__WHAT THE EXERCISE ASKS__
Could you reproduce every record below exactly, excluding all pictures?

__AVAILABLE RECORDS__
_____

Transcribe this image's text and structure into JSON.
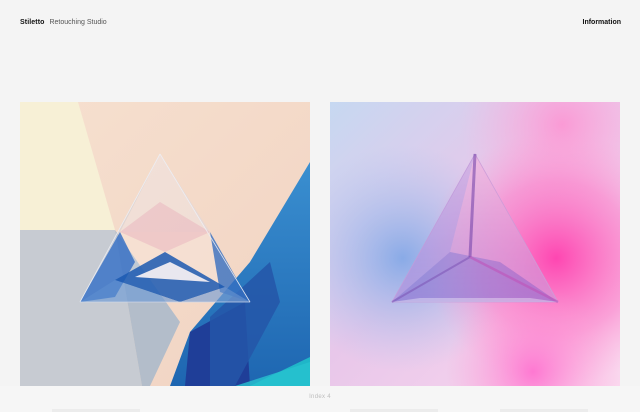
{
  "header": {
    "brand_name": "Stiletto",
    "brand_tagline": "Retouching Studio",
    "info_link": "Information"
  },
  "footer": {
    "index_label": "Index 4"
  },
  "artworks": [
    {
      "style": "geometric glass pyramid",
      "palette": [
        "#f7efd8",
        "#c6cad2",
        "#2b7fc1",
        "#1d3e97",
        "#1fb6c9"
      ]
    },
    {
      "style": "frosted glass pyramid on gradient",
      "palette": [
        "#b9d4ef",
        "#f6a9dc",
        "#ff4fb3",
        "#8b6fd6"
      ]
    }
  ]
}
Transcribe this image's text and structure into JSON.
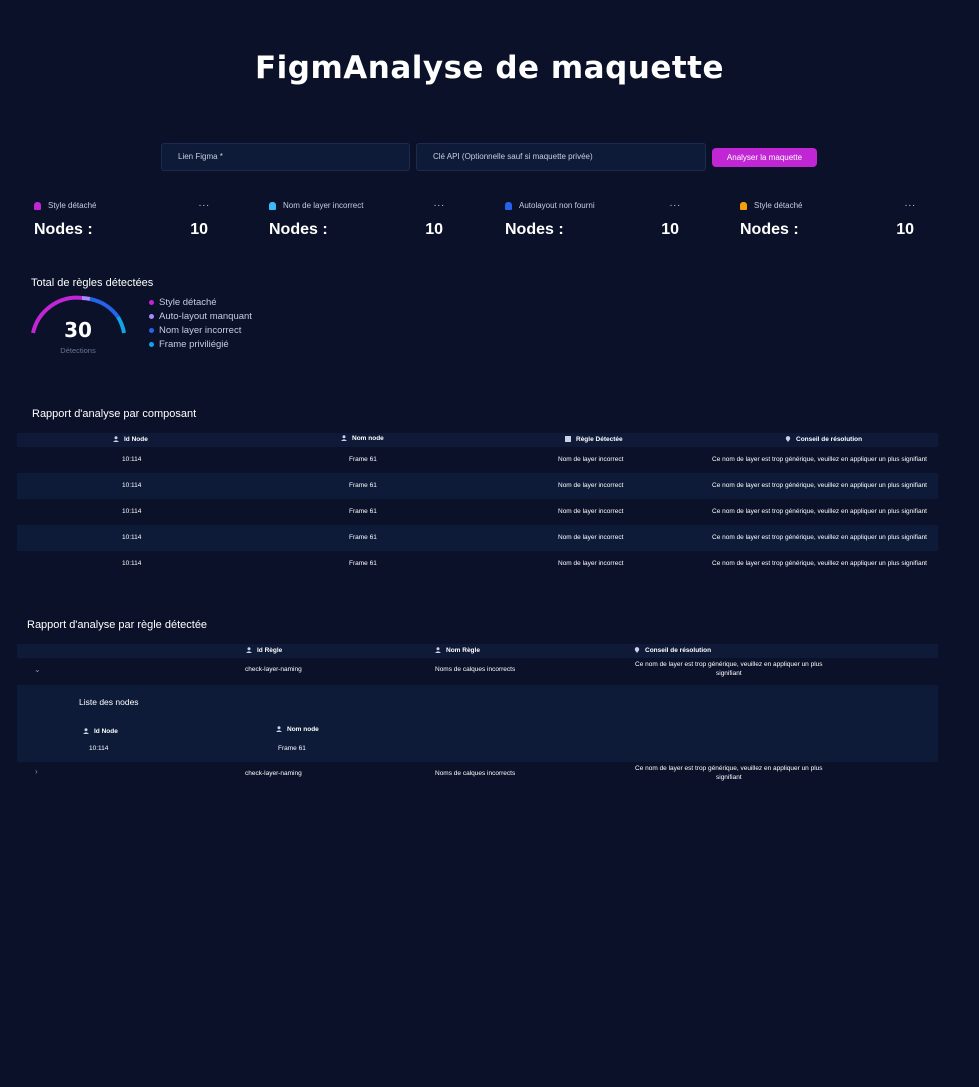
{
  "title": "FigmAnalyse de maquette",
  "form": {
    "figma_link_placeholder": "Lien Figma  *",
    "api_key_placeholder": "Clé API (Optionnelle sauf si maquette privée)",
    "submit_label": "Analyser la maquette"
  },
  "cards": [
    {
      "label": "Style détaché",
      "nodes_label": "Nodes :",
      "value": "10",
      "color": "#c026d3"
    },
    {
      "label": "Nom de layer incorrect",
      "nodes_label": "Nodes :",
      "value": "10",
      "color": "#38bdf8"
    },
    {
      "label": "Autolayout non fourni",
      "nodes_label": "Nodes :",
      "value": "10",
      "color": "#2563eb"
    },
    {
      "label": "Style détaché",
      "nodes_label": "Nodes :",
      "value": "10",
      "color": "#f59e0b"
    }
  ],
  "card_menu": "...",
  "summary": {
    "title": "Total de règles détectées",
    "count": "30",
    "count_label": "Détections",
    "legend": [
      {
        "label": "Style détaché",
        "color": "#c026d3"
      },
      {
        "label": "Auto-layout manquant",
        "color": "#a78bfa"
      },
      {
        "label": "Nom layer incorrect",
        "color": "#2563eb"
      },
      {
        "label": "Frame priviliégié",
        "color": "#0ea5e9"
      }
    ]
  },
  "component_report": {
    "title": "Rapport d'analyse par composant",
    "headers": [
      "Id Node",
      "Nom node",
      "Règle Détectée",
      "Conseil de résolution"
    ],
    "rows": [
      [
        "10:114",
        "Frame 61",
        "Nom de layer incorrect",
        "Ce nom de layer est trop générique, veuillez en appliquer un plus signifiant"
      ],
      [
        "10:114",
        "Frame 61",
        "Nom de layer incorrect",
        "Ce nom de layer est trop générique, veuillez en appliquer un plus signifiant"
      ],
      [
        "10:114",
        "Frame 61",
        "Nom de layer incorrect",
        "Ce nom de layer est trop générique, veuillez en appliquer un plus signifiant"
      ],
      [
        "10:114",
        "Frame 61",
        "Nom de layer incorrect",
        "Ce nom de layer est trop générique, veuillez en appliquer un plus signifiant"
      ],
      [
        "10:114",
        "Frame 61",
        "Nom de layer incorrect",
        "Ce nom de layer est trop générique, veuillez en appliquer un plus signifiant"
      ]
    ]
  },
  "rule_report": {
    "title": "Rapport d'analyse par règle détectée",
    "headers": [
      "Id Règle",
      "Nom Règle",
      "Conseil de résolution"
    ],
    "rows": [
      {
        "id": "check-layer-naming",
        "name": "Noms de calques incorrects",
        "advice_line1": "Ce nom de layer est trop générique, veuillez en appliquer un plus",
        "advice_line2": "signifiant"
      },
      {
        "id": "check-layer-naming",
        "name": "Noms de calques incorrects",
        "advice_line1": "Ce nom de layer est trop générique, veuillez en appliquer un plus",
        "advice_line2": "signifiant"
      }
    ],
    "nodes_list": {
      "title": "Liste des nodes",
      "headers": [
        "Id Node",
        "Nom node"
      ],
      "rows": [
        [
          "10:114",
          "Frame 61"
        ]
      ]
    }
  }
}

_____

__SOLUTION FOR THIS EXERCISE__
Transcribe this image's text and structure into JSON.
{
  "header": {
    "brand_name": "Stiletto",
    "brand_tagline": "Retouching Studio",
    "info_link": "Information"
  },
  "footer": {
    "index_label": "Index 4"
  },
  "artworks": [
    {
      "style": "geometric glass pyramid",
      "palette": [
        "#f7efd8",
        "#c6cad2",
        "#2b7fc1",
        "#1d3e97",
        "#1fb6c9"
      ]
    },
    {
      "style": "frosted glass pyramid on gradient",
      "palette": [
        "#b9d4ef",
        "#f6a9dc",
        "#ff4fb3",
        "#8b6fd6"
      ]
    }
  ]
}
Transcribe this image's text and structure into JSON.
{
  "title": "FigmAnalyse de maquette",
  "form": {
    "figma_link_placeholder": "Lien Figma  *",
    "api_key_placeholder": "Clé API (Optionnelle sauf si maquette privée)",
    "submit_label": "Analyser la maquette"
  },
  "cards": [
    {
      "label": "Style détaché",
      "nodes_label": "Nodes :",
      "value": "10",
      "color": "#c026d3"
    },
    {
      "label": "Nom de layer incorrect",
      "nodes_label": "Nodes :",
      "value": "10",
      "color": "#38bdf8"
    },
    {
      "label": "Autolayout non fourni",
      "nodes_label": "Nodes :",
      "value": "10",
      "color": "#2563eb"
    },
    {
      "label": "Style détaché",
      "nodes_label": "Nodes :",
      "value": "10",
      "color": "#f59e0b"
    }
  ],
  "card_menu": "...",
  "summary": {
    "title": "Total de règles détectées",
    "count": "30",
    "count_label": "Détections",
    "legend": [
      {
        "label": "Style détaché",
        "color": "#c026d3"
      },
      {
        "label": "Auto-layout manquant",
        "color": "#a78bfa"
      },
      {
        "label": "Nom layer incorrect",
        "color": "#2563eb"
      },
      {
        "label": "Frame priviliégié",
        "color": "#0ea5e9"
      }
    ]
  },
  "component_report": {
    "title": "Rapport d'analyse par composant",
    "headers": [
      "Id Node",
      "Nom node",
      "Règle Détectée",
      "Conseil de résolution"
    ],
    "rows": [
      [
        "10:114",
        "Frame 61",
        "Nom de layer incorrect",
        "Ce nom de layer est trop générique, veuillez en appliquer un plus signifiant"
      ],
      [
        "10:114",
        "Frame 61",
        "Nom de layer incorrect",
        "Ce nom de layer est trop générique, veuillez en appliquer un plus signifiant"
      ],
      [
        "10:114",
        "Frame 61",
        "Nom de layer incorrect",
        "Ce nom de layer est trop générique, veuillez en appliquer un plus signifiant"
      ],
      [
        "10:114",
        "Frame 61",
        "Nom de layer incorrect",
        "Ce nom de layer est trop générique, veuillez en appliquer un plus signifiant"
      ],
      [
        "10:114",
        "Frame 61",
        "Nom de layer incorrect",
        "Ce nom de layer est trop générique, veuillez en appliquer un plus signifiant"
      ]
    ]
  },
  "rule_report": {
    "title": "Rapport d'analyse par règle détectée",
    "headers": [
      "Id Règle",
      "Nom Règle",
      "Conseil de résolution"
    ],
    "rows": [
      {
        "id": "check-layer-naming",
        "name": "Noms de calques incorrects",
        "advice_line1": "Ce nom de layer est trop générique, veuillez en appliquer un plus",
        "advice_line2": "signifiant"
      },
      {
        "id": "check-layer-naming",
        "name": "Noms de calques incorrects",
        "advice_line1": "Ce nom de layer est trop générique, veuillez en appliquer un plus",
        "advice_line2": "signifiant"
      }
    ],
    "nodes_list": {
      "title": "Liste des nodes",
      "headers": [
        "Id Node",
        "Nom node"
      ],
      "rows": [
        [
          "10:114",
          "Frame 61"
        ]
      ]
    }
  }
}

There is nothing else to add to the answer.